Contracts Overview

3 minutes
7 months ago

Contracts Overview

A contract establishes the legal obligation for one party to pay another a certain amount of money for a specific scope of work to be performed. In a construction contract, the scope of work is delineated in text, but is also expressed by the contract documents, which are the drawings and specifications that describe the construction project. A contract is based on specific revisions of the contract documents. 

A contract is legally enforceable once it has been executed (signed) by  a legitimate representative of each contracting party. The executed copy of the contract is very important for both companies to retain.

A prime contract is a contract where a company receives payment for their services. This is typically between the owner and the general contractor or architect. 

Subcontracts and purchase orders (POs) are contracts between a company and the companies they need to pay (for example, general contractoràsubcontractor/supplier, or architectàconsultant). 

Change orders (COs) are legal changes to the original contract. COs may:

Add, subtract, or have no impact on the dollar amount of the contract;

Add or delete work from the subcontractor’s responsibility;

Be used to officially bind the subcontractor to revised drawings or specifications;

Change the total amount of time the subcontractor has to perform the work.

The overall process of bidding and awarding subcontracts/POs is called “project buyout.” A project is considered “100% bought out” when all major subcontracts/POs have been awarded. This phase can easily take 3-4 months in total. 

Some earlier subcontracts (like surveying or sitework) will be released to start work on the jobsite before the later subcontracts (drywall, interiors, accessories) are awarded. Project management and estimating work together to prioritize the order of the buyout, taking into account information such as when the subcontractor is required on the jobsite and manufacturing/delivery time of long lead-time items (structural steel, HVAC equipment, etc).

Use the Contracts activity center to:

Create and track contracts.

Establish baseline commitment value for subcontracts, which forms the foundation for change order tracking and forecasting. 

Provide cost code-level of detail for contract commitments.

Provide a summarized view of the full contract financial status including all change orders and potential change orders, and enable the user to quickly drill-down into the related documents that compose the financial forecast. This information needs to be easily understood at a glance.

Create contract documents ready for signature using Word templates that are customized for the corporate boilerplate.

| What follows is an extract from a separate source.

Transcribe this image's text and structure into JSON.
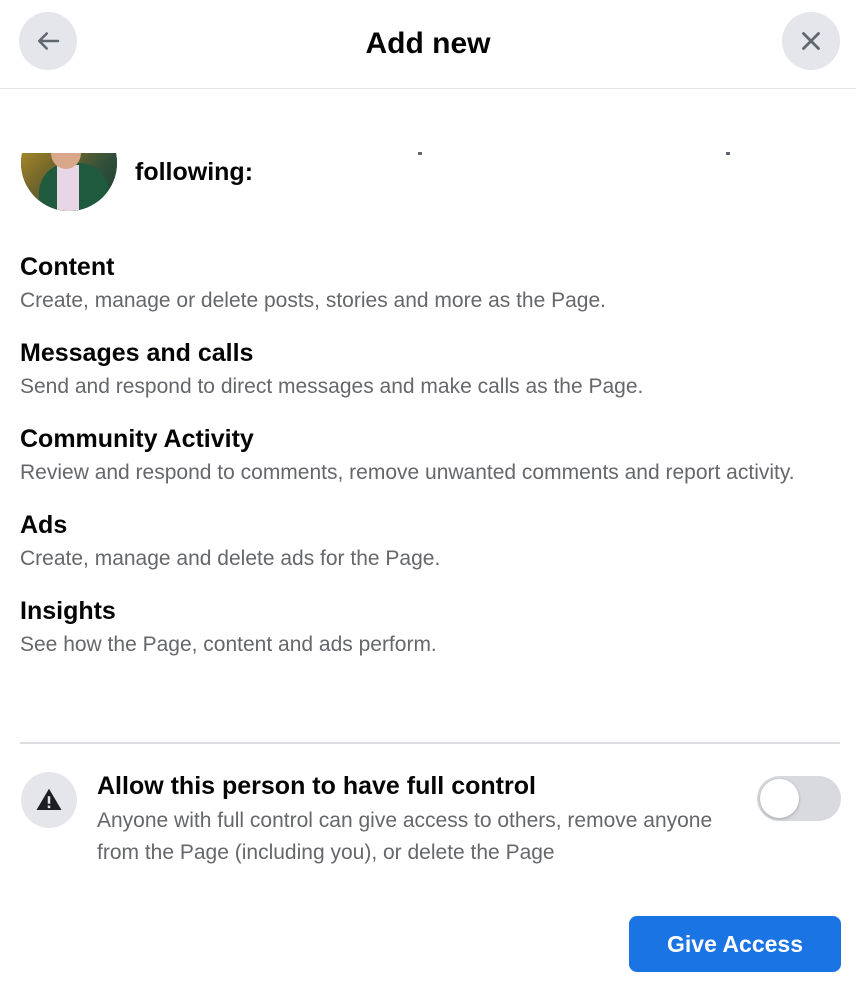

Commitments workflow

Quick reference guides

The following quick reference guides are available:

Newforma Project Center Contracts Quick Reference Guide

Newforma Project Center Commitments Quick Reference Guide